MPA director Eiichiro Komatsu during the award ceremony.
© Hiroto Kawabata



The Chushiro Hayashi Prize medal
© Hiroto Kawabata

 
The Astronomical Society of Japan recognised Eiichiro Komatsu for "Precision
Cosmology based on the Cosmic Microwave Background", the leftover radiation
from the Big Bang at the beginning of the Universe. Komatsu analysed and
interpreted the CMB data that was measured by the WMAP satellite mission, and
in
particular determined the cosmological parameters as well as testing theories
of
inflation.
In analysis of the CMB, it is usually assumed that the small temperature
fluctuations, the signature of the tiny primordial density fluctuations, are
distributed randomly in a Gaussian field.
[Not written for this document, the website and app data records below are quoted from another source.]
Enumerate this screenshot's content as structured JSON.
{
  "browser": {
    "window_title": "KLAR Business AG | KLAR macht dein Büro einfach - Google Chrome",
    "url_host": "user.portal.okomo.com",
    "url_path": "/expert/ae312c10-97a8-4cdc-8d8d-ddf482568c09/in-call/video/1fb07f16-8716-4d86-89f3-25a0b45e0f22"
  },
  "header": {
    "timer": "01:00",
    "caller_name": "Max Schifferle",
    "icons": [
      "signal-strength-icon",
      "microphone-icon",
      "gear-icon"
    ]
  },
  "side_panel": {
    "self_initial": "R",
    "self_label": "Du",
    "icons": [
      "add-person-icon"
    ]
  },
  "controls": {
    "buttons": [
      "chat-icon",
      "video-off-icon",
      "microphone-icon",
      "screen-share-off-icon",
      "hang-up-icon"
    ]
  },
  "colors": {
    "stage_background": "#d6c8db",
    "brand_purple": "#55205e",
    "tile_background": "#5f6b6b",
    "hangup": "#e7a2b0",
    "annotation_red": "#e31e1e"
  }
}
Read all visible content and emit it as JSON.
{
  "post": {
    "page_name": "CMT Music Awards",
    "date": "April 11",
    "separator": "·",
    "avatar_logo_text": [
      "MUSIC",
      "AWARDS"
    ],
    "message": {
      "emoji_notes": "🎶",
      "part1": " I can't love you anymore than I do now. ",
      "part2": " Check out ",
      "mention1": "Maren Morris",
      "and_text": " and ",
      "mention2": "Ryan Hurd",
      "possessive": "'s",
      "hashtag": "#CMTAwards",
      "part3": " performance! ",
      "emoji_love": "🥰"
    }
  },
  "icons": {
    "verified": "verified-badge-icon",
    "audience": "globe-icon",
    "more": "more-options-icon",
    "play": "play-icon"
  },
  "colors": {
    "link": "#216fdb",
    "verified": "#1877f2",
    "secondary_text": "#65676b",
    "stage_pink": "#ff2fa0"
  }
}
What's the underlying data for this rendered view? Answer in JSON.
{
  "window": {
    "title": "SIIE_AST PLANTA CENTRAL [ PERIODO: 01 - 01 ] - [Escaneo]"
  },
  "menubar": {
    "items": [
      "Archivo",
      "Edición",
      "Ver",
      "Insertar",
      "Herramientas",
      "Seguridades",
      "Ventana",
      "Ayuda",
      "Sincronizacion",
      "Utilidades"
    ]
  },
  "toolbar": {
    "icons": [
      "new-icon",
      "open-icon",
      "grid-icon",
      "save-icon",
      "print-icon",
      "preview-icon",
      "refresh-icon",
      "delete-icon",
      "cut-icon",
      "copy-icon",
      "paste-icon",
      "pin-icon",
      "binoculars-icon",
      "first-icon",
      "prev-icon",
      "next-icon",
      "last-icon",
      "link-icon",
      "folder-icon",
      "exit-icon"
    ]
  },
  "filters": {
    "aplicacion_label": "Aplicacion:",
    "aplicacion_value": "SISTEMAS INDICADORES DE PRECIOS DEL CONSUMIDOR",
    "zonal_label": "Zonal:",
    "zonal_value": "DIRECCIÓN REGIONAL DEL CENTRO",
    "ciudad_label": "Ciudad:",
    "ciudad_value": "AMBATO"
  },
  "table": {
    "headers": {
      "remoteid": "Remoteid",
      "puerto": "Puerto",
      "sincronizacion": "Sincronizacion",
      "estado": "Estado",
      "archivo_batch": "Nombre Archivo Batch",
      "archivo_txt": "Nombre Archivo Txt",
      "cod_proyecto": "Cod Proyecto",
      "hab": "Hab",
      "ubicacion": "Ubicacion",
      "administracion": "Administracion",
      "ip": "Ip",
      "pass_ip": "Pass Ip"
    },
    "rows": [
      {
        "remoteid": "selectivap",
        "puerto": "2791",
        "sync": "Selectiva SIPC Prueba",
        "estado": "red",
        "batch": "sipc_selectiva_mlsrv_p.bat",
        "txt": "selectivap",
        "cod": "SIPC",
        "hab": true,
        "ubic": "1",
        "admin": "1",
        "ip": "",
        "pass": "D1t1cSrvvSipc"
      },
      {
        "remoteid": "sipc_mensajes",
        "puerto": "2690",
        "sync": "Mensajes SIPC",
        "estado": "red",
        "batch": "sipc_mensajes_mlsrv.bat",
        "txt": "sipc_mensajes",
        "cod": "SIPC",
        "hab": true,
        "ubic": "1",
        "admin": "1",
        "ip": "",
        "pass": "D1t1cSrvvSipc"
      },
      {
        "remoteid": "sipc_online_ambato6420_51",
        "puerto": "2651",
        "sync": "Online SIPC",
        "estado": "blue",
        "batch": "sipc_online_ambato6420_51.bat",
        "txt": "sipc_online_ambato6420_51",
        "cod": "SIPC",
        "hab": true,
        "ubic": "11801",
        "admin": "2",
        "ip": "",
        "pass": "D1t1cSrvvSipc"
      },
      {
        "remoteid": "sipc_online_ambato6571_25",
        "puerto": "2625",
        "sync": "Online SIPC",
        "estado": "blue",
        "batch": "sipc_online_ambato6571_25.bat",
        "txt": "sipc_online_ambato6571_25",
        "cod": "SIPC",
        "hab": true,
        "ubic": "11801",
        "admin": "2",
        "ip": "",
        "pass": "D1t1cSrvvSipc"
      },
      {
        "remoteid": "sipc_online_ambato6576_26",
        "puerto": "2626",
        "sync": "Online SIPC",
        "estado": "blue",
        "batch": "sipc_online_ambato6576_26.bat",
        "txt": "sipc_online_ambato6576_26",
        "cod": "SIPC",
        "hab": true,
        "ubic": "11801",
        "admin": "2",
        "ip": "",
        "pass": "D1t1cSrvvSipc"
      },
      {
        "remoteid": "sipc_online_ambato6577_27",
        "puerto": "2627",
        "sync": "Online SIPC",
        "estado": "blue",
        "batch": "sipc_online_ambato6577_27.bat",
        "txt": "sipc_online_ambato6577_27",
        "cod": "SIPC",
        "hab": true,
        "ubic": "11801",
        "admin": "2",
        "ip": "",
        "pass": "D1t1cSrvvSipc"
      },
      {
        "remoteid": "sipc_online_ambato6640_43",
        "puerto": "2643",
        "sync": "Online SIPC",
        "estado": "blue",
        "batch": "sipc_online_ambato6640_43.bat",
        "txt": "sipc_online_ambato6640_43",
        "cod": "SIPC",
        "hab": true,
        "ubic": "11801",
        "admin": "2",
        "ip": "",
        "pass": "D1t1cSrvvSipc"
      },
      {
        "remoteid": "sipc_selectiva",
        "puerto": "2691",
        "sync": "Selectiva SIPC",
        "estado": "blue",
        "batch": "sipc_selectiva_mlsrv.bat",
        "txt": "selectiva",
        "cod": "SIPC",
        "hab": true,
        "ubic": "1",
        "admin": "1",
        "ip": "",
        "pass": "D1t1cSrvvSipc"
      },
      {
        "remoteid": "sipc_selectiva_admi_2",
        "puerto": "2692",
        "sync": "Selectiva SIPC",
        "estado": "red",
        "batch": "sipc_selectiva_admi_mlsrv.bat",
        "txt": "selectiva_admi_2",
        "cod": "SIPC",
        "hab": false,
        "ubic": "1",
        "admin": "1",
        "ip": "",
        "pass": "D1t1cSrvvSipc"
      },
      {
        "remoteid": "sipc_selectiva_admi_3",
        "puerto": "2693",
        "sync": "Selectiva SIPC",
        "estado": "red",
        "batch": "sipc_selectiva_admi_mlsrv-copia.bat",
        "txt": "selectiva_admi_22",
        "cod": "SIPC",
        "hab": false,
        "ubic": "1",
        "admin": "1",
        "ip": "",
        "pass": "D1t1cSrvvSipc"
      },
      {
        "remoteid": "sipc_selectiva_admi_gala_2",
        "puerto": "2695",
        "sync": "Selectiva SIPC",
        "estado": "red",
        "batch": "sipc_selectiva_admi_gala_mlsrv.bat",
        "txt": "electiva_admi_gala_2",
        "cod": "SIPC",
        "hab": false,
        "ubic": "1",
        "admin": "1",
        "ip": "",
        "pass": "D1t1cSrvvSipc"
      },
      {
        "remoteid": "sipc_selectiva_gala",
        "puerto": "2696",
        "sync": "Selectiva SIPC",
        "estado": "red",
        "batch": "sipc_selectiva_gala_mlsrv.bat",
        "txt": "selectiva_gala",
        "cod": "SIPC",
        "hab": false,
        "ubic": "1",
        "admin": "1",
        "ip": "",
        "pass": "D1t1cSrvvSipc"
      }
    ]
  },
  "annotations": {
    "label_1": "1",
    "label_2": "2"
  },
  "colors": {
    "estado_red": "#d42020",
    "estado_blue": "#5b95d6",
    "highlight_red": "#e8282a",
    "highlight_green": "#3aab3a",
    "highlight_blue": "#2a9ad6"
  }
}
While some inflationary scenarios
predict that the fluctuations should indeed be nearly Gaussian, more complex
models predict deviations from a Gaussian field. The presence of any
nonGaussian features in the observed CMB are therefore a powerful test for
various inflationary models. Komatsu has done pioneering work on testing
inflation using nonGaussian features.
From 2001 to 2010, Komatsu worked as a key member of the WMAP team on data
analysis and the theoretical interpretation. He was the first author of some of
the highly cited WMAP papers. One of the important contributions he made was to
show that the distribution of CMB temperatures measured by WMAP obeys Gaussian
statistics to high precision, which provides the strongest evidence for the idea
that the structures in the Universe originated from quantum fluctuations during
inflation.
The Prize is named after Prof. Chushiro Hayashi (19202010), who was an
internationally recognised astrophysicist, well known for his contributions to
the nucleosynthesis of the early universe, stellar evolution, and the formation
of Solar System. With his astrophysical calculations he showed that young
stars,
after their protostar phase, follow a certain track (the Hayashi track)
in
the HertzsprungRussell diagram, contracting and decreasing in luminosity while
keeping an almost constant surface temperature until nuclear fusion starts to
produce energy at their core. Closely related to this development is the
Hayashi limit, a zone in the HertzsprungRussell diagram, where no stars
in
hydrostatic equilibrium can be found.